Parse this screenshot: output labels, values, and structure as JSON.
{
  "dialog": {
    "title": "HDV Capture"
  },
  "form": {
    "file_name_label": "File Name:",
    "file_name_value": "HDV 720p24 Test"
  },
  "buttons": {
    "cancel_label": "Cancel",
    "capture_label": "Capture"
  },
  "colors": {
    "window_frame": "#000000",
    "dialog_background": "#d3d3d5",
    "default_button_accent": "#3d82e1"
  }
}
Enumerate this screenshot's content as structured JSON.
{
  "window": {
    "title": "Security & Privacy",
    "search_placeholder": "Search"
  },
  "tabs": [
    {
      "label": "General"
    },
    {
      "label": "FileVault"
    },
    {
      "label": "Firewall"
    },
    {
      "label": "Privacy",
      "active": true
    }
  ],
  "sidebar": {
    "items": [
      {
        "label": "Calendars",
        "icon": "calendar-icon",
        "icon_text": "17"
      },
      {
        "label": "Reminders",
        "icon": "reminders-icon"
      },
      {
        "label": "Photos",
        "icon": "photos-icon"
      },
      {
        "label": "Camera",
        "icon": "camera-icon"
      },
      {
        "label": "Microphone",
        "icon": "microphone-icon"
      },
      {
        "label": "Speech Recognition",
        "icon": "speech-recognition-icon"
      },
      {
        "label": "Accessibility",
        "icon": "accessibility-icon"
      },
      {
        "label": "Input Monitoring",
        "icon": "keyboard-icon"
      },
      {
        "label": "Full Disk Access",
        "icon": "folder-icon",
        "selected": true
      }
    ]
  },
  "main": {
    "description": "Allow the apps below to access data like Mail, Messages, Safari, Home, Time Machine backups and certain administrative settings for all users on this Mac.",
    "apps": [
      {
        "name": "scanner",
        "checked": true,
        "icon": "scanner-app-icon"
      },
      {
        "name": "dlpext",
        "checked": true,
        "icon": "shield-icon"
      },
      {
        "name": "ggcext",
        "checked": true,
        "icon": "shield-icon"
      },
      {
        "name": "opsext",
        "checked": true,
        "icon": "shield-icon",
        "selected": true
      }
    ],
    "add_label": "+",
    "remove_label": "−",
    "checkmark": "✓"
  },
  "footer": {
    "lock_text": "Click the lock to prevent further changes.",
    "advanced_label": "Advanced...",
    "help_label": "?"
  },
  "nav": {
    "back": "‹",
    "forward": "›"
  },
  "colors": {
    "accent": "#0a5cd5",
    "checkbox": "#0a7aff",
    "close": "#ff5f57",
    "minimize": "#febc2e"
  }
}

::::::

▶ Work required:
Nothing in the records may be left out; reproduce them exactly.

▶ Response to the exercise:
Parse this screenshot: output labels, values, and structure as JSON.
{
  "dialog": {
    "title": "HDV Capture"
  },
  "form": {
    "file_name_label": "File Name:",
    "file_name_value": "HDV 720p24 Test"
  },
  "buttons": {
    "cancel_label": "Cancel",
    "capture_label": "Capture"
  },
  "colors": {
    "window_frame": "#000000",
    "dialog_background": "#d3d3d5",
    "default_button_accent": "#3d82e1"
  }
}
Enumerate this screenshot's content as structured JSON.
{
  "window": {
    "title": "Security & Privacy",
    "search_placeholder": "Search"
  },
  "tabs": [
    {
      "label": "General"
    },
    {
      "label": "FileVault"
    },
    {
      "label": "Firewall"
    },
    {
      "label": "Privacy",
      "active": true
    }
  ],
  "sidebar": {
    "items": [
      {
        "label": "Calendars",
        "icon": "calendar-icon",
        "icon_text": "17"
      },
      {
        "label": "Reminders",
        "icon": "reminders-icon"
      },
      {
        "label": "Photos",
        "icon": "photos-icon"
      },
      {
        "label": "Camera",
        "icon": "camera-icon"
      },
      {
        "label": "Microphone",
        "icon": "microphone-icon"
      },
      {
        "label": "Speech Recognition",
        "icon": "speech-recognition-icon"
      },
      {
        "label": "Accessibility",
        "icon": "accessibility-icon"
      },
      {
        "label": "Input Monitoring",
        "icon": "keyboard-icon"
      },
      {
        "label": "Full Disk Access",
        "icon": "folder-icon",
        "selected": true
      }
    ]
  },
  "main": {
    "description": "Allow the apps below to access data like Mail, Messages, Safari, Home, Time Machine backups and certain administrative settings for all users on this Mac.",
    "apps": [
      {
        "name": "scanner",
        "checked": true,
        "icon": "scanner-app-icon"
      },
      {
        "name": "dlpext",
        "checked": true,
        "icon": "shield-icon"
      },
      {
        "name": "ggcext",
        "checked": true,
        "icon": "shield-icon"
      },
      {
        "name": "opsext",
        "checked": true,
        "icon": "shield-icon",
        "selected": true
      }
    ],
    "add_label": "+",
    "remove_label": "−",
    "checkmark": "✓"
  },
  "footer": {
    "lock_text": "Click the lock to prevent further changes.",
    "advanced_label": "Advanced...",
    "help_label": "?"
  },
  "nav": {
    "back": "‹",
    "forward": "›"
  },
  "colors": {
    "accent": "#0a5cd5",
    "checkbox": "#0a7aff",
    "close": "#ff5f57",
    "minimize": "#febc2e"
  }
}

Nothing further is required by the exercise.